Practice guidelines recommend neoadjuvant chemotherapy (NACT) for bladder cancer. However, the evidence in support of adjuvant chemotherapy (ACT) is less robust. Here we describe whether the evidence of efficacy for NACT/ACT was sufficient to change clinical practice and whether the efficacy demonstrated in clinical trials was translated into effectiveness in the general population.
Electronic records of treatment were linked to the population–based Ontario Cancer Registry to identify all patients with bladder cancer treated with cystectomy in Ontario 1994–2008. Utilization of NACT/ACT was compared across 1994–1998, 1999–2003, and 2004–2008. Logistic regression was used to analyze factors associated with NACT/ACT. Cox model and propensity score analyses were used to explore the association between ACT and survival.

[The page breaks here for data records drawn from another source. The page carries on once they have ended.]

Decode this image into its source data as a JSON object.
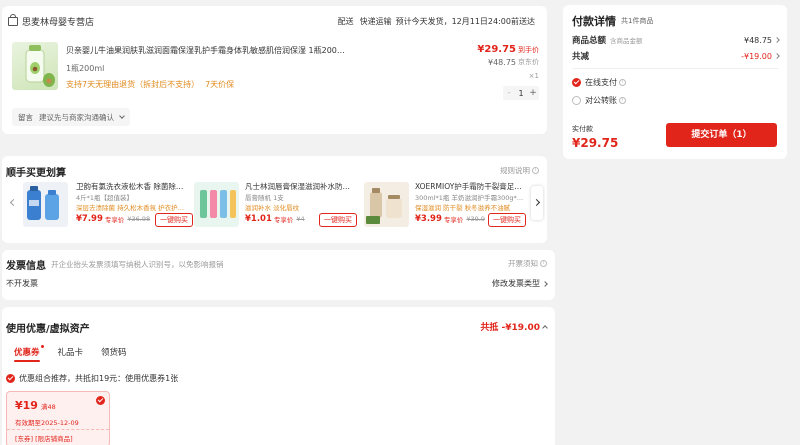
{
  "store": {
    "name": "思麦林母婴专营店",
    "shipping_label": "配送",
    "shipping_method": "快递运输",
    "eta": "预计今天发货，12月11日24:00前送达"
  },
  "product": {
    "title": "贝亲婴儿牛油果润肤乳滋润面霜保湿乳护手霜身体乳敏感肌倍润保湿 1瓶200ml",
    "spec": "1瓶200ml",
    "return_policy": "支持7天无理由退货（拆封后不支持）",
    "guarantee": "7天价保",
    "price": "¥29.75",
    "price_tag": "到手价",
    "original_price": "¥48.75",
    "original_tag": "京东价",
    "qty_label": "×1",
    "qty_value": "1",
    "minus": "-",
    "plus": "+"
  },
  "message": {
    "label": "留言",
    "placeholder": "建议先与商家沟通确认"
  },
  "addon": {
    "title": "顺手买更划算",
    "rules": "规则说明",
    "items": [
      {
        "title": "卫韵有氯洗衣液松木香 除菌除螨除",
        "spec": "4斤*1瓶【超值装】",
        "tag": "深层去渍除菌 持久松木香氛 护衣护色无",
        "price": "¥7.99",
        "price_tag": "专享价",
        "original": "¥36.98",
        "btn": "一键购买"
      },
      {
        "title": "凡士林润唇膏保湿滋润补水防干裂",
        "spec": "唇膏随机 1支",
        "tag": "滋润补水 淡化唇纹",
        "price": "¥1.01",
        "price_tag": "专享价",
        "original": "¥4",
        "btn": "一键购买"
      },
      {
        "title": "XOERMIOY护手霜防干裂膏足裂秀",
        "spec": "300ml*1瓶 羊奶滋润护手霜300g*1瓶",
        "tag": "保湿滋润 防干裂 秋冬滋养不油腻",
        "price": "¥3.99",
        "price_tag": "专享价",
        "original": "¥39.9",
        "btn": "一键购买"
      }
    ]
  },
  "invoice": {
    "title": "发票信息",
    "desc": "开企业抬头发票须填写纳税人识别号，以免影响报销",
    "notice": "开票须知",
    "current": "不开发票",
    "change": "修改发票类型"
  },
  "coupons": {
    "title": "使用优惠/虚拟资产",
    "total": "共抵 -¥19.00",
    "tabs": [
      "优惠券",
      "礼品卡",
      "领货码"
    ],
    "recommend": "优惠组合推荐，共抵扣19元：使用优惠券1张",
    "coupon": {
      "amount": "¥19",
      "condition": "满48",
      "validity": "有效期至2025-12-09",
      "scope": "[东券] [限店铺商品]"
    }
  },
  "payment": {
    "title": "付款详情",
    "count": "共1件商品",
    "goods_label": "商品总额",
    "goods_sub": "含商品金额",
    "goods_value": "¥48.75",
    "discount_label": "共减",
    "discount_value": "-¥19.00",
    "methods": [
      "在线支付",
      "对公转账"
    ],
    "actual_label": "实付款",
    "actual_value": "¥29.75",
    "submit": "提交订单（1）"
  },
  "colors": {
    "accent": "#e1251b",
    "muted": "#999999",
    "background": "#f2f2f2"
  }
}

Two thousand forty–four patients underwent cystectomy for muscle–invasive bladder cancer (MIBC). Use of NACT remained stable (mean, 4%), whereas utilization of ACT increased over time (16%, 18%, 22%; P = .001). Advanced stage (T3/T4; OR, 1.83; 95% CI, 1.38–2.46) and node–positive disease (OR, 8.10; 95% CI, 6.20–10.7) were associated with greater utilization of ACT. Five–year overall survival (OS) and cancer–specific survival (CSS) for all patients was 29% (95% CI, 28%–31%) and 33% (95% CI, 31%–35%), respectively. Utilization of ACT was associated with improved OS (HR, 0.71; 95% CI, 0.62–0.81) and CSS (HR, 0.73; 95% CI, 0.64–0.84). Results were consistent in propensity score analyses.
NACT remains substantially underutilized in routine clinical practice. Our results suggest that perioperative chemotherapy is associated with a substantial survival benefit in the general population. Patients who are planning to undergo cystectomy for bladder cancer should be reviewed by a multidisciplinary team.